You do not – and I repeat do not– want to give someone with allergies the pet that they’re allergic to. You just don’t want to do that. It will not go well for you or for the person receiving their allergen as a pet. That much is obvious. You also don’t, however, want to give someone a pet if someone else in their home has an allergy to said pet. Find out the allergy situation before you give someone their new Christmas kitten or Christmas puppy. It will save you, and the recipient a whole lot of trouble in the long run.
04: Are there children in the home?
Children and pets aren’t always the great combination one would imagine. You need to be careful when introducing a pet to a home with children. Puppies and kittens are generally a good choice as long as they animals are young or have already shown themselves to be good with children. Generally speaking, young animals will be able to adjust to their new environment quite well, getting used to being around the children in the home as they grow and learn. Older pets, on the other hand, might not do quite as well. Chances are good that animals of a certain age will already have made up their minds about the little humans and if that opinion isn’t a favorable one, you won’t be giving anyone a very Merry Christmas.

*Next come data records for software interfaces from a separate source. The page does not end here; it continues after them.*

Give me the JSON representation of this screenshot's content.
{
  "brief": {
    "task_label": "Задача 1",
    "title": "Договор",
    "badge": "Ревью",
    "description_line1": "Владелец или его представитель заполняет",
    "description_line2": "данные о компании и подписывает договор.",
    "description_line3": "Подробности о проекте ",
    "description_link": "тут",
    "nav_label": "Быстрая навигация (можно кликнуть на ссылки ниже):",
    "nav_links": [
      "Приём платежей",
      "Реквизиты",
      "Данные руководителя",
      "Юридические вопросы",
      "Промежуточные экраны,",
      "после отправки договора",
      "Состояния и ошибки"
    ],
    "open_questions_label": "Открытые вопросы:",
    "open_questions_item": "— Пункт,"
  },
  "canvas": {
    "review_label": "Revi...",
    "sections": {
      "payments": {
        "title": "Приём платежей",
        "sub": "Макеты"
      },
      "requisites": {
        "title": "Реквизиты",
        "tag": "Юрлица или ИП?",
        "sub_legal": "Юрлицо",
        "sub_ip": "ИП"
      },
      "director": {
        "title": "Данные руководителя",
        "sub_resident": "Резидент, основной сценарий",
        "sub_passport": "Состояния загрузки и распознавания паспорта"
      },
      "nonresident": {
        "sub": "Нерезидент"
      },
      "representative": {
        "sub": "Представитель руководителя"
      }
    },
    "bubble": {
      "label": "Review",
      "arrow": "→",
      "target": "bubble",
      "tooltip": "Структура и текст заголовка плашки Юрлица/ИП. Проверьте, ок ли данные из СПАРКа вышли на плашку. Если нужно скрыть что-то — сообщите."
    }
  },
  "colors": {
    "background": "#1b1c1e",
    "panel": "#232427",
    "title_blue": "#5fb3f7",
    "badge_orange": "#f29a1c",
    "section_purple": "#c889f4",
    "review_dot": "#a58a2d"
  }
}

You also need to consider the age of the children in the home. Younger children can be taught to play gently with their new furry friend but that’s really something you should let the parents decide. If you’re thinking about buying a pet for your own children, you need to understand that younger kids just might not understand how easy it is to hurt an animal while playing with it. A Christmas pet for your children can be a wonderful idea as long as you have the time to supervise your children with your pet during play. Correct your kids if they’re being too rough. An animal that feels threatened may bite or scratch your child or your child may engage what they think is harmless play and could accidentally hurt or even kill their new pet. Supervision is important. If you don’t think you’ll have the time, then save Christmas pets until your children are older and more able to understand how to play safely.

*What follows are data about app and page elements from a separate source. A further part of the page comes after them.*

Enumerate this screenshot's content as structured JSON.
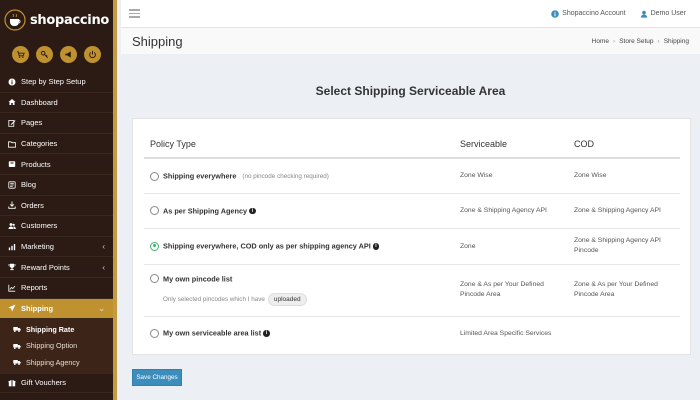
{
  "brand": {
    "name": "shopaccino",
    "accent": "#c0922f",
    "sidebar_bg": "#2b1b14"
  },
  "quick_icons": [
    "cart-icon",
    "key-icon",
    "megaphone-icon",
    "power-icon"
  ],
  "sidebar": {
    "items": [
      {
        "label": "Step by Step Setup",
        "icon": "info-circle-icon"
      },
      {
        "label": "Dashboard",
        "icon": "home-icon"
      },
      {
        "label": "Pages",
        "icon": "edit-icon"
      },
      {
        "label": "Categories",
        "icon": "folder-icon"
      },
      {
        "label": "Products",
        "icon": "box-icon"
      },
      {
        "label": "Blog",
        "icon": "blog-icon"
      },
      {
        "label": "Orders",
        "icon": "download-icon"
      },
      {
        "label": "Customers",
        "icon": "users-icon"
      },
      {
        "label": "Marketing",
        "icon": "chart-icon",
        "chevron": "‹"
      },
      {
        "label": "Reward Points",
        "icon": "trophy-icon",
        "chevron": "‹"
      },
      {
        "label": "Reports",
        "icon": "report-icon"
      },
      {
        "label": "Shipping",
        "icon": "plane-icon",
        "chevron": "⌄"
      }
    ],
    "submenu": [
      {
        "label": "Shipping Rate",
        "icon": "truck-icon"
      },
      {
        "label": "Shipping Option",
        "icon": "truck-icon"
      },
      {
        "label": "Shipping Agency",
        "icon": "truck-icon"
      }
    ],
    "after": {
      "label": "Gift Vouchers",
      "icon": "gift-icon"
    }
  },
  "topbar": {
    "account_label": "Shopaccino Account",
    "user_label": "Demo User"
  },
  "header": {
    "title": "Shipping",
    "breadcrumb": [
      "Home",
      "Store Setup",
      "Shipping"
    ]
  },
  "main": {
    "section_title": "Select Shipping Serviceable Area",
    "columns": [
      "Policy Type",
      "Serviceable",
      "COD"
    ],
    "rows": [
      {
        "policy": "Shipping everywhere",
        "note": "(no pincode checking required)",
        "serviceable": "Zone Wise",
        "cod": "Zone Wise",
        "checked": false,
        "info": false
      },
      {
        "policy": "As per Shipping Agency",
        "note": "",
        "serviceable": "Zone & Shipping Agency API",
        "cod": "Zone & Shipping Agency API",
        "checked": false,
        "info": true
      },
      {
        "policy": "Shipping everywhere, COD only as per shipping agency API",
        "note": "",
        "serviceable": "Zone",
        "cod": "Zone & Shipping Agency API Pincode",
        "checked": true,
        "info": true
      },
      {
        "policy": "My own pincode list",
        "note": "",
        "sub_note": "Only selected pincodes which I have",
        "sub_pill": "uploaded",
        "serviceable": "Zone & As per Your Defined Pincode Area",
        "cod": "Zone & As per Your Defined Pincode Area",
        "checked": false,
        "info": false
      },
      {
        "policy": "My own serviceable area list",
        "note": "",
        "serviceable": "Limited Area Specific Services",
        "cod": "",
        "checked": false,
        "info": true
      }
    ],
    "info_glyph": "i",
    "save_label": "Save Changes"
  }
}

03: How does the potential pet owner treat animals?
If your friend or family member doesn’t seem to have much patience with animals, a Christmas pet is not a good gift for them. They might say they love animals but how they treat other people’s pets is a pretty good indication of how they’ll treat their own. You have a responsibility to make sure the pet you are giving as a Christmas present is going to a safe home. Is your friend kind, loving and affectionate with your pets? Make this easy for yourself. Would you trust your friend to take care of your pet while you’re on vacation? If so, a Christmas pet is probably a great idea.
02: Does the potential pet owner have the financial means to care for a pet?
Pets can be expensive. A pet owner needs to be able to buy food for their pet and make sure it lives in a safe environment. If the pet is an animal that lives in a cage, the pet owner will need bedding for that cage. Vet bills are also something that need to be considered. Cats and dogs should be spayed or neutered, regardless of whether they’re indoor or outdoor animals. If your friend or family member is struggling financially, a pet is the last thing they need. It will be another mouth to feed and will do little to ease the financial burden.
01: Does the potential pet owner have time to care for a pet?
Most pets require a lot of time and attention from their owner. If the person you want to buy a pet for is away from home a lot or travels frequently, giving them a pet is a terrible idea. While the person may eventually decide they’re ready for a pet or want a companion on their travels, let them get one on their own.
Taking a pet into your life is, or at least should be, a big decision that isn’t taken lightly. The same should be said for giving a pet as a Christmas gift. Every year, animal shelters are inundated with Christmas kittens and Christmas puppies that seemed like a great idea at the time but weren’t given enough thought. Some of these animals will find new homes and some will not. Don’t add to the burden on these shelters. Think before you give an animal as a pet. Stuffed animals are cute, inexpensive and are a much better idea for some people than the real deal.